>sauropods to have co-existed as we see in the Morrison otherwise.
>But it can be done in the trees as much as between trees and ground.
>Giraffes and elephants coexist, and overlap in their feeding heights
>to some degree.  Giraffes are mosre selective, elephants less so.
>Giraffes, on average, feed higher, and elephants tend to feed lower.
>In the same areas there are also baboons, chimpanzees, and in some 
>areas elephants coexist with leaf-eating monkeys.

The problem here is that Stan is mixing different kinds of mammals 
having different life styles. However, note that Stan's examples 
consist of selective feeders. Yes, they do have niche partitioning. 
However, I have been focusing on one group, Sauropoda, and am pointing 
out that Stan has yet explain why diplodocids have a broad, grazing 
type muzzle, while camarasaurids, etc. have a narrow, browsing muzzle. 

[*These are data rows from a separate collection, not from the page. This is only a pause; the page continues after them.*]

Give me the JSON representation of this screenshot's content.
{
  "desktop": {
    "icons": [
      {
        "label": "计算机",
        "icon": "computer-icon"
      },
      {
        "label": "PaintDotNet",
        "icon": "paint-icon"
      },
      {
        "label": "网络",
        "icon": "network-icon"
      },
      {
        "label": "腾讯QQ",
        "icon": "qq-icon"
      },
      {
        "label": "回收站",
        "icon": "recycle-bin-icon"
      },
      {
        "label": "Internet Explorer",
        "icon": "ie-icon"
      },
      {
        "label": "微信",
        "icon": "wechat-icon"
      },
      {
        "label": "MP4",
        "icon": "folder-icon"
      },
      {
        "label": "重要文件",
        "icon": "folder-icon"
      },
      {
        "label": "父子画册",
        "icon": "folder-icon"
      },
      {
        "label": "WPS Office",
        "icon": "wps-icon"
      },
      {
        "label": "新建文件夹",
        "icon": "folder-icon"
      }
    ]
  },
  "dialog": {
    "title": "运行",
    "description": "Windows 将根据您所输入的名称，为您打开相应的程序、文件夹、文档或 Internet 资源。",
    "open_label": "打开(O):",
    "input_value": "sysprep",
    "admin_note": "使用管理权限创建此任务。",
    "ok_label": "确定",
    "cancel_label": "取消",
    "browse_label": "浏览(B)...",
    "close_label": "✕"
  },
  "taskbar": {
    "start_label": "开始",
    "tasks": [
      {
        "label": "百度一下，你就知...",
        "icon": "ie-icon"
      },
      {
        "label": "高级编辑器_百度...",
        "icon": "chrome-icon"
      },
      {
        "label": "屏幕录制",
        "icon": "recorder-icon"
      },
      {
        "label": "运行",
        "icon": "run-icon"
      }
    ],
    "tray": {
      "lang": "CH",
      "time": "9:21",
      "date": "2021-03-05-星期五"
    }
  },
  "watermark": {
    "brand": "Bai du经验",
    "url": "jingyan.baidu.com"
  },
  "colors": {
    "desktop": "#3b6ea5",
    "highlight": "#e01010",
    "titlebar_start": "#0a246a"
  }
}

>However, there is little (read none) evidence for arboreal leaf eaters
>in the Late Jurassic (multituberculates being seed and fruit eaters).

Actually they may have been omnivores, but that is a side issue (see 
Clemens and Kielan-Jaworowska, 1979, Multituberculata. IN Lillegraven 
et al, Mesozoic Mammals, the first two-thireds of mammalian evolution. 
U. of California Press; Kraus, D., 1982, Jaw movement, dental function, 
and diet in the Paleocene multibuberculate Ptilodus. Paleobiology 
8:265-281).

>>      By the way, at the WAVP meeting, it was demonstrated that the
>> holotype vertebra of Ultrasaurus (brachiosaurid) is a posterior
>> dorsal of Supersaurus (a diplodocid), a pointed conceded by Jensen
>> who at the meeting.
>
>Umm, *which* Ultrasaurus?  The Japanese one?

No, Korean (a footprint).

>or the American one that is more properly called Ultrasauros?

Yes, but since it was reported as Ultrasaurus then I passed it on that 
way.

Kenneth Carpenter
Dept. of Earth Sciences
Denver Museum of Natural History
2001 Colorado Blvd.
Denver, CO 80205
crpntr@ix.netcom.com